A torrent of corrupt money flows from developing countries
19 December 2011
Corruption is not going away!
Global Financial Integrity reported last week that corruption is getting worse. Worldwide, the annual growth in illicit money flows is estimated at 14.9%. In the face international anti-corruption arrangements and national commitments, it may be reasonable to infer that there is an entrenched acceptance of corruption by some power groups in all societies.

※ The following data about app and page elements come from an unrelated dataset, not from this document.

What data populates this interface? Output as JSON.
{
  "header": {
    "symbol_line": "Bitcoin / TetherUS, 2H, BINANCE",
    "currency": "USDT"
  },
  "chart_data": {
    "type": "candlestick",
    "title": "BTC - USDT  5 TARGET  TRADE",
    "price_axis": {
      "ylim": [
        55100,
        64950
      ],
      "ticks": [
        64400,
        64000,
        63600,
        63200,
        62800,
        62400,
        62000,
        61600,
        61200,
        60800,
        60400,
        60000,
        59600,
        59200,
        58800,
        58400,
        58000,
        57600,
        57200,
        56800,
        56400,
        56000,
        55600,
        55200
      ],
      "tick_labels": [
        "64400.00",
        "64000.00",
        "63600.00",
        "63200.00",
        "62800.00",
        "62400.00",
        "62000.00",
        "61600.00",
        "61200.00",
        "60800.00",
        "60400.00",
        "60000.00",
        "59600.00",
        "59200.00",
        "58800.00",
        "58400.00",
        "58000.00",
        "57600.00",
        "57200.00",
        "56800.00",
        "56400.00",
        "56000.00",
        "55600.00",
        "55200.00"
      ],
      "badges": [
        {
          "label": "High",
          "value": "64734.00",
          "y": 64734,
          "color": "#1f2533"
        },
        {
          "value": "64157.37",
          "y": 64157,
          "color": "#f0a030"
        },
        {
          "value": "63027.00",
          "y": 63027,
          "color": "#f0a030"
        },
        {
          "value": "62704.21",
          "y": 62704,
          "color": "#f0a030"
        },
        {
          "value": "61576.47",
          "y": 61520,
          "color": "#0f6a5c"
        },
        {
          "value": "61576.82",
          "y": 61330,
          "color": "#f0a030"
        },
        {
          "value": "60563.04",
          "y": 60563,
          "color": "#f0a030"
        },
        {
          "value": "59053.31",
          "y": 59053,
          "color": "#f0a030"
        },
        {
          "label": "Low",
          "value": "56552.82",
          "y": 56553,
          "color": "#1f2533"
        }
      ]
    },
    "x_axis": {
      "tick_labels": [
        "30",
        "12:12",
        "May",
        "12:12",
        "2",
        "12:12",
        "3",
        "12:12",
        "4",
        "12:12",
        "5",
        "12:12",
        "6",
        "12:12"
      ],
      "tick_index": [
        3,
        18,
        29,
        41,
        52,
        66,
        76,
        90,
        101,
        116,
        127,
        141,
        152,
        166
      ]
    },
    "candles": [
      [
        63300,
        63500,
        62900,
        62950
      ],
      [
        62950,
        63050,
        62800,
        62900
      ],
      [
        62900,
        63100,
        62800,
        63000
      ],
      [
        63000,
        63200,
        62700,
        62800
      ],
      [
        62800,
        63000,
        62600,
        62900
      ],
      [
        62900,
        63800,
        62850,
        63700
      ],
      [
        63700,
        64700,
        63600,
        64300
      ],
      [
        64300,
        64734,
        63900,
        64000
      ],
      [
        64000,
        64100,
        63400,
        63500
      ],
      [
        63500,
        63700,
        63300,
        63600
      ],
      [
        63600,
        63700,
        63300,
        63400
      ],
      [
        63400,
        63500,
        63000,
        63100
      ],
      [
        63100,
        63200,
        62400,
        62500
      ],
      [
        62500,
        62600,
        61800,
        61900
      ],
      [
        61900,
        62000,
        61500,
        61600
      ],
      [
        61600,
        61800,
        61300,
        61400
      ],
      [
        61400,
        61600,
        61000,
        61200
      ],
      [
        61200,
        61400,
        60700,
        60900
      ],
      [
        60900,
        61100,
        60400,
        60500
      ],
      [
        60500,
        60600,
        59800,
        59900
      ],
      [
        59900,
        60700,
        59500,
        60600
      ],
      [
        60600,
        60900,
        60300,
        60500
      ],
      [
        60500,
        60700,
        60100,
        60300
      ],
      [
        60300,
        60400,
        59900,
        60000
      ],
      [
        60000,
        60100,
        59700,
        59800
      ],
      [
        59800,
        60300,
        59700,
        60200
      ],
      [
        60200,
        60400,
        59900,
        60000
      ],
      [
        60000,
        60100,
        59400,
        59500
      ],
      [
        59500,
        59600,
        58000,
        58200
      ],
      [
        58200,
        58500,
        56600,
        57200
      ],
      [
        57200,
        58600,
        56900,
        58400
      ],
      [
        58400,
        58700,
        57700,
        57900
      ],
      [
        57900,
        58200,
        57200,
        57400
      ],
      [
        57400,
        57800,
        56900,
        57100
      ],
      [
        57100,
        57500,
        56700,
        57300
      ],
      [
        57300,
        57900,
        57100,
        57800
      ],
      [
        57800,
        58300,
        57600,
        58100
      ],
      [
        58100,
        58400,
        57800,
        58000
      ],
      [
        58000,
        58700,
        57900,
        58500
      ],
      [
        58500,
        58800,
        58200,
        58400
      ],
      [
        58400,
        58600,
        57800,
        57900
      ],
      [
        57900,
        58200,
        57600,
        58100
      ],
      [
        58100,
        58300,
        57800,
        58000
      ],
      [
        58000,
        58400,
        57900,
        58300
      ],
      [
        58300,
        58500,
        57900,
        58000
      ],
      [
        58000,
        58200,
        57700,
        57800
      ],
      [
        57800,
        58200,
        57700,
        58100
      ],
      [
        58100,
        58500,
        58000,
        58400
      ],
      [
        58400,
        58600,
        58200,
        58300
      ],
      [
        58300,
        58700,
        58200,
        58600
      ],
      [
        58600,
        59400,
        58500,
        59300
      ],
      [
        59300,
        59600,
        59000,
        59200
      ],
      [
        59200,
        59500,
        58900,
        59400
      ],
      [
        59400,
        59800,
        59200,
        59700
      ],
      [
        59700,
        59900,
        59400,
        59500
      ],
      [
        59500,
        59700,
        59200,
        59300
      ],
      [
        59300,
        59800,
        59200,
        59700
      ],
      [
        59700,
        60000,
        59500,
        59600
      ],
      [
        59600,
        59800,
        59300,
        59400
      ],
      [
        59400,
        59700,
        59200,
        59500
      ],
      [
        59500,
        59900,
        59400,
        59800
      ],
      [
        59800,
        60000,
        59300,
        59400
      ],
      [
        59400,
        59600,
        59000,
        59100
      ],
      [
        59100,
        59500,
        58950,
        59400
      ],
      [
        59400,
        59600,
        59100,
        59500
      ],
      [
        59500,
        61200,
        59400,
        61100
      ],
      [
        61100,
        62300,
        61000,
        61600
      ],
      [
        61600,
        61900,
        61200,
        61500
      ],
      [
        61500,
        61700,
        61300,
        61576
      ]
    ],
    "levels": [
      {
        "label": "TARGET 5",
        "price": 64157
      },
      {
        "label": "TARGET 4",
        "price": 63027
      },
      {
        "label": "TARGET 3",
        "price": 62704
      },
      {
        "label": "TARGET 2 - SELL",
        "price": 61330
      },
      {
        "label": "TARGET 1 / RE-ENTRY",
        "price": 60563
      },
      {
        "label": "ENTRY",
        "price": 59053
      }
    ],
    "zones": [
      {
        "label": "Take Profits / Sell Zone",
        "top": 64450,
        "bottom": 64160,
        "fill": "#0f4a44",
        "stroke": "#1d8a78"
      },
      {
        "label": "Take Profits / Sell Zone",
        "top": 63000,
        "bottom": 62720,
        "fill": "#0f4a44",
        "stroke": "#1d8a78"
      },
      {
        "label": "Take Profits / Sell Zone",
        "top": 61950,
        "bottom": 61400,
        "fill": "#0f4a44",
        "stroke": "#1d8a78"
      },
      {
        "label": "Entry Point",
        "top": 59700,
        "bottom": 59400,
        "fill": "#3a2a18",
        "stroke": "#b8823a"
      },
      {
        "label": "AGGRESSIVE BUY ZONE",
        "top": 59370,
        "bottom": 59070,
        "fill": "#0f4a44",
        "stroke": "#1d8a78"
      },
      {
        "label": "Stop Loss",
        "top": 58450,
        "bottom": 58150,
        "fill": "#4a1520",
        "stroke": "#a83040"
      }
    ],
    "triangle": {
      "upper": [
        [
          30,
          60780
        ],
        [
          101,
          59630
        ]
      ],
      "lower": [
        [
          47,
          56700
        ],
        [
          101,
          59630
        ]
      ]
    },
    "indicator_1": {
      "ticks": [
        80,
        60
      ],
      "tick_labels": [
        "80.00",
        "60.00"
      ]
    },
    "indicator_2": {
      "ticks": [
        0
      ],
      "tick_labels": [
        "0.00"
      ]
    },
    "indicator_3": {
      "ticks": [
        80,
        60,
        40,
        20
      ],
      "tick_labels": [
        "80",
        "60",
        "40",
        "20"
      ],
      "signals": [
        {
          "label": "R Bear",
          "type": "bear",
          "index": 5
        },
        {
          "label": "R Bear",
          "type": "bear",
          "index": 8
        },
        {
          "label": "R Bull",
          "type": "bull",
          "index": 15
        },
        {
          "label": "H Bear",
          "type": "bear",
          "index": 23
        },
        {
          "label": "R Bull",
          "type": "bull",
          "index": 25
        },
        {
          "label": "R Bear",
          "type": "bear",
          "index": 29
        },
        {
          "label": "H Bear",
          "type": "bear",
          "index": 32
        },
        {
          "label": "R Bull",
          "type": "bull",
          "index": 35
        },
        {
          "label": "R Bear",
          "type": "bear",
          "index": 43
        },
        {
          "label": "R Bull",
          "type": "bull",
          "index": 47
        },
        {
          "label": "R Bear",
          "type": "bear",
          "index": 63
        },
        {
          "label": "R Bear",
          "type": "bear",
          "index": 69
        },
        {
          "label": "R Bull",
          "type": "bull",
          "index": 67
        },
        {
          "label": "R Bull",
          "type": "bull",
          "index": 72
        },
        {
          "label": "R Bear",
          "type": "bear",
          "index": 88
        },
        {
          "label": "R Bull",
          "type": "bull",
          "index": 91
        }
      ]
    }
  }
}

GFI note that the recent decrease in trade and restricted credit conditions took the edge off the peak outflow from developing countries. For the 2008-9 year this was valued at USD 1.55 trillion. However the trend is increasing in all regions. Unsurprisingly in the period between 2000 and 2009, China, Mexico and Russia were the economies losing most to corruption. The flow of illicit capital out of Africa, which increased last year by 22.3%, is the world’s worst. Perhaps even more concerning in the light of the leadership role often adopted by governments in the developed world is that illicit transfers in those economies are growing at 4.4% per annum. In Asia, much of the fraud reflects mispricing. In most other places, bribery and payoffs to public officials were the sources of the illicit capital.
This GFI findng indicates that measures being taken everywhere are insufficient to counter corruption. The USD 8.44 trillion lost to illicit transfers over the decade since 2000 would not have been manageable without European and North American banks being extensively involved. Banking regulators in tthese jurisdictions should also have been aware of these transactions. The unavoidable conclusion is that a corrective movement will only occur if there is more effective promotion and enforcement of integrity standards in developed countries, as well as in the economies where illicit cash flows originate. New Zealand needs to share this commitment. Our banking system is no less susceptible than any other to the challenges of large scale money-laundering and off shore tax evasion.